As one reads the various comments about the Health Canada Wind Turbine Study, there’s so much that’s wrong/mangled/bungled that one gets bug-eyed with all the conflicting statements in the study summary. Is anyone doing quality control here? Denise Wolfe wrote an excellent critique detailing the numerous errors and inconsistencies; but, one thing in particular caught my eye: the extension of the survey area to a 10 km radius beyond a wind turbine. Why was that done? Dr. Alec Salt once neatly sumed up what this little trick is about. Read on:
by Alec Salt, Professor, Department of Otolaryngology, Washington University School of Medicine
Last week I was reading of an Australian study, by a Professor Gary Wittert, which had shown sleeping pill usage for those living near wind turbines was no greater than the general population . The study compared those living within 10 km of turbines with those living more than 10 km away. There have been similar studies with property values using a 5 mile or 10 km radius that showed property values are not affected by wind turbines. Had you ever thought why they pick a 10 km radius?
Consider this graphic. It shows 1 km bands with the calculated area for each band shown in blue. Let’s keep it easy and assume that households are evenly distributed and there is one household for every 10 square kilometers.
So, within 2 km (the two innermost bands) of the turbine, the area is 3.1 + 9.4 km2 (=12.5 km2) which would represent 1.2 households.
Now let’s consider the two outermost (9 km and 10 km) bands. The area of these bands is 53.4 + 59.7 km2 (= 113.1 km2) which represents 113 households. So the outermost bands have about TEN TIMES the number of households of those living within 2 km, making sure that the contribution of the inner bands is diluted, swamped, covered up or however else you would describe it.
Or consider if you live within 2 km of a turbine. The outer bands of those living from 2 – 10 km from the turbine adds up to 301.6 km2, which would represent 30.1 households – which is 24 TIMES the number of households within 2 km.
No wonder your voice is being “drowned out”. The bigger the circle, the more “dilution” occurs.
Add this to the list of things where “size matters”, and next time you see a study like this, consider the radius and area that was chosen. The choice of the circle size plays a major role in the result obtained and speaks volumes about the motivation of the author.
Dr. Alec Salt
Add the Health Canada Study team to the list of villains that includes the Ministry of Environment and Climate Change (MOECC) and the Environmental Tribunal (ERT).
Each turbine is like a discrete little blob of toxic industrial technology – like a dump. The “mitigation strategy” is to disperse them over a broader area, but not too far, that would be too expensive. When the close-in residents are affected and an investigation is called for; well, just broaden the study area and the complaints will be diluted by the larger pool, as Dr. Salt has shown.

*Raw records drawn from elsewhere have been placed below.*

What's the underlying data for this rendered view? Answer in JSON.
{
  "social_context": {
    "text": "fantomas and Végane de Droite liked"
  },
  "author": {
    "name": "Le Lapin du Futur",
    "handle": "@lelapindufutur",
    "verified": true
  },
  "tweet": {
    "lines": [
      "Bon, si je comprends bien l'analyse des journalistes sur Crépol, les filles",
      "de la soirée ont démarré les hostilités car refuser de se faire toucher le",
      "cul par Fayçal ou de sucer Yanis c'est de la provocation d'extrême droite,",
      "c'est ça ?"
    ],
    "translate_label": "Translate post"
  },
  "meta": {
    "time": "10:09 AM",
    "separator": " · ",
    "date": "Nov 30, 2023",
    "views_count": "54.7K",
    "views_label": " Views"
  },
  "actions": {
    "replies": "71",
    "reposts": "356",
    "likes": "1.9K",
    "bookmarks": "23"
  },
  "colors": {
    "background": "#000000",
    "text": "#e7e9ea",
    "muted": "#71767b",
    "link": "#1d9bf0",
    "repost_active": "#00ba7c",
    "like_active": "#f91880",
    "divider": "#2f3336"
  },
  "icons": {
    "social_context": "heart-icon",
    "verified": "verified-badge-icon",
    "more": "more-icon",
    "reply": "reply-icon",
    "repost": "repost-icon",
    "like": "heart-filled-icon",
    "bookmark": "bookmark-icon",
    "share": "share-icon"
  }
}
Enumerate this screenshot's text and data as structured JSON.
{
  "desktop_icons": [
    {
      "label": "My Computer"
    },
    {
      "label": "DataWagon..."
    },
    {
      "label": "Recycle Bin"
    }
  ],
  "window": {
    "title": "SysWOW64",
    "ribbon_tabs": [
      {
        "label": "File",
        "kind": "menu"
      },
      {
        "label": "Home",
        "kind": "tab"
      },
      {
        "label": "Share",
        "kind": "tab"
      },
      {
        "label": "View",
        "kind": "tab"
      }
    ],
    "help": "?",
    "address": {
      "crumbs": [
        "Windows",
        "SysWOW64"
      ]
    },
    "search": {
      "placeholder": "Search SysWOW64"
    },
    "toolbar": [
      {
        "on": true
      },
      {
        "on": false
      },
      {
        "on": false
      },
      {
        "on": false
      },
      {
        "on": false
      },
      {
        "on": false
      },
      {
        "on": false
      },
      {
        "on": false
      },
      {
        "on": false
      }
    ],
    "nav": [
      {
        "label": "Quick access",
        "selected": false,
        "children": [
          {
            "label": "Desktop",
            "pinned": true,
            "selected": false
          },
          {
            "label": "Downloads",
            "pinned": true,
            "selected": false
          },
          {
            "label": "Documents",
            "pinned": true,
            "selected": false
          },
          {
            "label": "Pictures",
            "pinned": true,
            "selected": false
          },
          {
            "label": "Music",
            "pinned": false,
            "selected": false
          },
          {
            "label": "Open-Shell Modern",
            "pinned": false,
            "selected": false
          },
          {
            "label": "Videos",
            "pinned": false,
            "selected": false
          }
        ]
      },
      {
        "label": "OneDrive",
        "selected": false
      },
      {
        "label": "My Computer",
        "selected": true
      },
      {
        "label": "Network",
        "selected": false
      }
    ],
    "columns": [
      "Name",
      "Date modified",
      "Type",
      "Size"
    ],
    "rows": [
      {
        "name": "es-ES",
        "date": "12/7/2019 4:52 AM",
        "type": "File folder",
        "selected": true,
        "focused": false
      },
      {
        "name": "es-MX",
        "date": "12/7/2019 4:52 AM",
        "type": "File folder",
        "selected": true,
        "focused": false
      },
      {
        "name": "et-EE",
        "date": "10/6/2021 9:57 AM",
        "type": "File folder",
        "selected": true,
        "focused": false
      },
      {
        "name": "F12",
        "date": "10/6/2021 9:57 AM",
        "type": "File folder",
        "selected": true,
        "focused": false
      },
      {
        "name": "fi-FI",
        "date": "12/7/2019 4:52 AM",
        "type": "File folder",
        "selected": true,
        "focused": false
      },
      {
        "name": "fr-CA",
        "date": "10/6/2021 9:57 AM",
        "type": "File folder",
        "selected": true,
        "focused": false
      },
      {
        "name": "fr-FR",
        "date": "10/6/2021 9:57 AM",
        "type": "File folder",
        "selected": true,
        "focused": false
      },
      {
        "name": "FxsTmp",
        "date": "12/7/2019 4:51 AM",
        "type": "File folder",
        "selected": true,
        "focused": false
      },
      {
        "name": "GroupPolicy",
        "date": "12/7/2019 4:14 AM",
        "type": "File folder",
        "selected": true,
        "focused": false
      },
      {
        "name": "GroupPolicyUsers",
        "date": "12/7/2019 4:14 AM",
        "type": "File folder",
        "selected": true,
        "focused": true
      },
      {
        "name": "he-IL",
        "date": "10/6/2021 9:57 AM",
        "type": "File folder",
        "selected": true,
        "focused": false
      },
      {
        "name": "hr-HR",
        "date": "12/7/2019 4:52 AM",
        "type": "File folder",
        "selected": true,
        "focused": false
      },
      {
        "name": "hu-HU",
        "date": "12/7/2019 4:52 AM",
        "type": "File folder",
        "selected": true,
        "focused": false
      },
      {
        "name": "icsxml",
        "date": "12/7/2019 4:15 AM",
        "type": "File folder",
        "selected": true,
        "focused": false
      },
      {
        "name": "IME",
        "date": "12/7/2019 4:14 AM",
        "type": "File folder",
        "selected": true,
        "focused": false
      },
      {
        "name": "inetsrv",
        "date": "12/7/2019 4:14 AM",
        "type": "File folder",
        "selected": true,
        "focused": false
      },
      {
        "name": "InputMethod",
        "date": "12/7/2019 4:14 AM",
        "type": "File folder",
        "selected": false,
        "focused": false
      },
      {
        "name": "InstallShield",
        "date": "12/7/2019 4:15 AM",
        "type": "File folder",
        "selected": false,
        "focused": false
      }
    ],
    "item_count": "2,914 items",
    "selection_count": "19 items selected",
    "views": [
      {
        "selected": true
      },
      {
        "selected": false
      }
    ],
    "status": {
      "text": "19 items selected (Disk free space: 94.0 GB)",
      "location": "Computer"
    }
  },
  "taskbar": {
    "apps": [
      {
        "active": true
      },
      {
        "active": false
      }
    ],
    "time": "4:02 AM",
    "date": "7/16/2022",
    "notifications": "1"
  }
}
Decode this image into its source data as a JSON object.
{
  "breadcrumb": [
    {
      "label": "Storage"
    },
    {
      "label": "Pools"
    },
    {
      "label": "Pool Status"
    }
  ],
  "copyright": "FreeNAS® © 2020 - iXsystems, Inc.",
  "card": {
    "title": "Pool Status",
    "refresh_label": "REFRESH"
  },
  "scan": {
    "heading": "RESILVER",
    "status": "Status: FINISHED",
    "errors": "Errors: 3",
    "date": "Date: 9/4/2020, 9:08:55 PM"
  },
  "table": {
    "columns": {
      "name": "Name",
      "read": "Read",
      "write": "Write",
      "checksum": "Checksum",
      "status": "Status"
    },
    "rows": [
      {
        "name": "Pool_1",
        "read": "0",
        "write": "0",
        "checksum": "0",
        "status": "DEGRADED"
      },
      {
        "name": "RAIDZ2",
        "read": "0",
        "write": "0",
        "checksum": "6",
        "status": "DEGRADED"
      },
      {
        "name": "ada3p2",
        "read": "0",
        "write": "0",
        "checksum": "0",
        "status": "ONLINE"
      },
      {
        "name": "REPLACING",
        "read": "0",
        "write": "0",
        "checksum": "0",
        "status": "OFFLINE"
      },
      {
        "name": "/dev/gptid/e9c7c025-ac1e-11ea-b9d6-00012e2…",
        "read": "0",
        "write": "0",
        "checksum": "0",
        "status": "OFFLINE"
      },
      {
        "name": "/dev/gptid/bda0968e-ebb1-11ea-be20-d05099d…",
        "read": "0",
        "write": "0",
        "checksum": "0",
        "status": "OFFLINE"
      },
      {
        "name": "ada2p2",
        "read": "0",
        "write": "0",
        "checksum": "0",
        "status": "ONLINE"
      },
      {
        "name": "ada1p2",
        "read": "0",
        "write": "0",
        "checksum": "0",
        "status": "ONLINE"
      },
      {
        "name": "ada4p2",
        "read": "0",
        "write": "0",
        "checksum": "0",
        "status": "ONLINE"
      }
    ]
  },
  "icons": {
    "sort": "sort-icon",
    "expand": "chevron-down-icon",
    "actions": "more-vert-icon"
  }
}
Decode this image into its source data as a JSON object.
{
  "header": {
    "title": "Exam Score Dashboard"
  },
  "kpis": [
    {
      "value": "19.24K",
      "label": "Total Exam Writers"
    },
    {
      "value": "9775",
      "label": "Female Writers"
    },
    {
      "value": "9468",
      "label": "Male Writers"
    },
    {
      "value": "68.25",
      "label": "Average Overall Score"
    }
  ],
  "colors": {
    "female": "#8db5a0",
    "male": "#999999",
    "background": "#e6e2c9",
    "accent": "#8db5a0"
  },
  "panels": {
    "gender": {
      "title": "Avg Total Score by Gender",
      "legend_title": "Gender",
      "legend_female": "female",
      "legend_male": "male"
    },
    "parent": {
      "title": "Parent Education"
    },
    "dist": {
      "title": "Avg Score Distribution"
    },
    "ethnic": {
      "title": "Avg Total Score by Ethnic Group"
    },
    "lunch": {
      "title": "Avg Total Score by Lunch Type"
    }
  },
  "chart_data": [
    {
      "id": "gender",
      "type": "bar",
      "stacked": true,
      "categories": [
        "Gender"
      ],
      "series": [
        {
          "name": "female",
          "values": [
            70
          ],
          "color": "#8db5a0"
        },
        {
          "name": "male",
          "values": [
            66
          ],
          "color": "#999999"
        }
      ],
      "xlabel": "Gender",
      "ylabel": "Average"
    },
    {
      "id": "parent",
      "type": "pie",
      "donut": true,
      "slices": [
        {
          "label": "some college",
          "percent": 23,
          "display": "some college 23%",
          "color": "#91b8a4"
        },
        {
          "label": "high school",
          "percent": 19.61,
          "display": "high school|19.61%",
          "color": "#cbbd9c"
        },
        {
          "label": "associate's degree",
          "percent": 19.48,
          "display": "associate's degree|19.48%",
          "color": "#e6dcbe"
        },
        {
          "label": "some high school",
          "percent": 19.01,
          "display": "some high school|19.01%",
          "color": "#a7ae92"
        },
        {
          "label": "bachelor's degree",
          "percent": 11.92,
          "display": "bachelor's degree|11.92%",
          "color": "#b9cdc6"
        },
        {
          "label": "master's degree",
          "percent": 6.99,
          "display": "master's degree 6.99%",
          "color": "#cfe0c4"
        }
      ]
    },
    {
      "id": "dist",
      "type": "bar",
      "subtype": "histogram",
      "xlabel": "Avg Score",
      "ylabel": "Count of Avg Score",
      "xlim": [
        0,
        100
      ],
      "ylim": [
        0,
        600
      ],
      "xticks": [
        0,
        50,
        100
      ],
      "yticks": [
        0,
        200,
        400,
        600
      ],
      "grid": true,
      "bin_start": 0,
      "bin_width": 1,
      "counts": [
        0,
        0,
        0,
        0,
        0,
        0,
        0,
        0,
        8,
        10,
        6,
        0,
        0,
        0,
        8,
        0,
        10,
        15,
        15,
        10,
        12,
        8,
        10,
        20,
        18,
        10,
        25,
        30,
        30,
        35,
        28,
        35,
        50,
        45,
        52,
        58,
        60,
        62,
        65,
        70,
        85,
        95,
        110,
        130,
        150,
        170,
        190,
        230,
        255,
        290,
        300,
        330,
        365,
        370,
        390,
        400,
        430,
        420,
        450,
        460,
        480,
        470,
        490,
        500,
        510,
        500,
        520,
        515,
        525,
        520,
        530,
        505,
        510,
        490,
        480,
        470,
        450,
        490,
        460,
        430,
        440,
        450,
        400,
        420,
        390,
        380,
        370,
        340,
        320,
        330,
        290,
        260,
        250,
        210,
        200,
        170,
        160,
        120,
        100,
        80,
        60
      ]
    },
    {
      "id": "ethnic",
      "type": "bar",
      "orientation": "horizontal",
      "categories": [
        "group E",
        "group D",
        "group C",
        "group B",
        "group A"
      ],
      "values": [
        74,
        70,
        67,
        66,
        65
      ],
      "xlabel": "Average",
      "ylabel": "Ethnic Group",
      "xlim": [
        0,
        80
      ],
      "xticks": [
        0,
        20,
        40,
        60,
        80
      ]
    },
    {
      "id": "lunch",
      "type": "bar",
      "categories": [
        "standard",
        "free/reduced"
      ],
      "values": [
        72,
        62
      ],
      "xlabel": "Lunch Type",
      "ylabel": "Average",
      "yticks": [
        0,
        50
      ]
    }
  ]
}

It’s a simple tactic, and a rigorous study design should have prevented such trickery. So, the obvious question is: who put this in? Was this person(s) stupid? Malicious?
Why does this industry need so much help?